What was advertised in a colonial American newspaper 250 years ago today?
“A few of the so much esteem’d FARMER’s Letters.”
Isaac Beers and Elias Beers sold a variety of goods at their shop in New Haven. In the spring of 1768 they enumerated many of their wares in an advertisement in the Connecticut Journal, listing textiles and adornments that ranged from “blue, bluegrey, and blossom colour’d German Serges” to “A very large Assortment of Buttons, Bindings, and all kind of Trimmings for Mens Cloathes” to “A genteel Assortment of the newest fashion’d Ribbons.” They stocked grocery items, including tea, cofeem and sugar, as well as “Pigtail Tobacco” and snuff.
Although they were not booksellers or stationers, the Beers included writing supplies and books among their inventory. Like other shopkeepers, they carried “Writing Paper” and wax wafers for making seals. They also sold bibles and spelling books as well as “A few of the so much esteem’d FARMER’s Letters.” (Although that portion of the advertisement has been damaged in the copy of the May 27, 1768, edition of the Connecticut Journal seen above, the same advertisement appeared the next week in an issue that has not been damaged.)
The Beers did not need to provide any further explanation for prospective customers to identify the pamphlet that contained all twelve of John Dickinson’s “Letters from a Farmer in Pennsylvania” previously printed and reprinted in newspapers throughout the colonies, starting in December 1767 and continuing into the spring of 1768. In these “Letters,” Dickinson, under the pseudonym of “A Farmer,” presented a dozen essays that explained how Parliament overstepped its authority in passing the Townshend Act and other measures that usurped the authority of colonial legislatures. He encouraged colonists to resist Parliament’s designs or risk even greater abuses.
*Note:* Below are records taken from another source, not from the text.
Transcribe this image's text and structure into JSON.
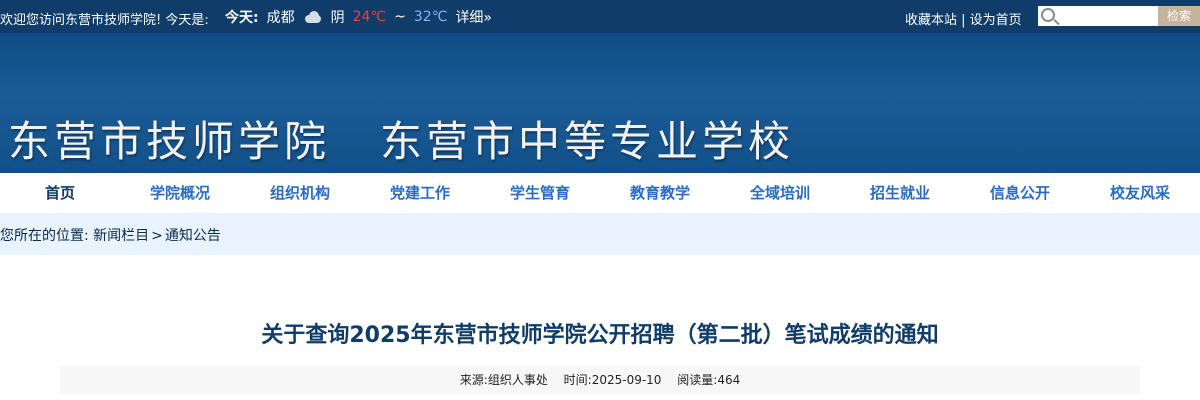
{
  "topbar": {
    "welcome": "欢迎您访问东营市技师学院!  今天是:",
    "today_label": "今天:",
    "city": "成都",
    "weather": "阴",
    "temp_high": "24℃",
    "tilde": "~",
    "temp_low": "32℃",
    "detail": "详细»",
    "favorite": "收藏本站",
    "set_home": "设为首页",
    "search_placeholder": "",
    "search_button": "检索"
  },
  "banner": {
    "title1": "东营市技师学院",
    "title2": "东营市中等专业学校"
  },
  "nav": {
    "items": [
      {
        "label": "首页"
      },
      {
        "label": "学院概况"
      },
      {
        "label": "组织机构"
      },
      {
        "label": "党建工作"
      },
      {
        "label": "学生管育"
      },
      {
        "label": "教育教学"
      },
      {
        "label": "全域培训"
      },
      {
        "label": "招生就业"
      },
      {
        "label": "信息公开"
      },
      {
        "label": "校友风采"
      }
    ]
  },
  "breadcrumb": {
    "label": "您所在的位置:",
    "level1": "新闻栏目",
    "sep": ">",
    "level2": "通知公告"
  },
  "article": {
    "title": "关于查询2025年东营市技师学院公开招聘（第二批）笔试成绩的通知",
    "source_label": "来源:",
    "source": "组织人事处",
    "time_label": "时间:",
    "time": "2025-09-10",
    "views_label": "阅读量:",
    "views": "464"
  },
  "colors": {
    "topbar_bg": "#0f3c68",
    "banner_bg": "#1b5b95",
    "nav_text": "#2b6cc2",
    "breadcrumb_bg": "#e9f2ff",
    "accent_temp_high": "#ff3a3a",
    "accent_temp_low": "#7fb8ff"
  },
  "icons": {
    "weather": "cloud-icon",
    "search": "search-icon"
  }
}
Upon completion of the series, industrious printers in Boston, New York, and Philadelphia collected all twelve “Letters” in pamphlets. Printers and booksellers in several colonies advertised that they sold the “Letters,” but supplying the public with that pamphlet was not the province of the book trade alone. Shopkeepers like the Beers purchased “A few” copies to retail alongside general merchandise in their own shops, considering the “Letters” significant enough to merit particular mention in their advertisements. In so doing, they assisted in disseminating some of the arguments that eventually transformed resistance into a revolution. The choices they made as retailers and advertisers helped to shape the rhetoric of the Revolution.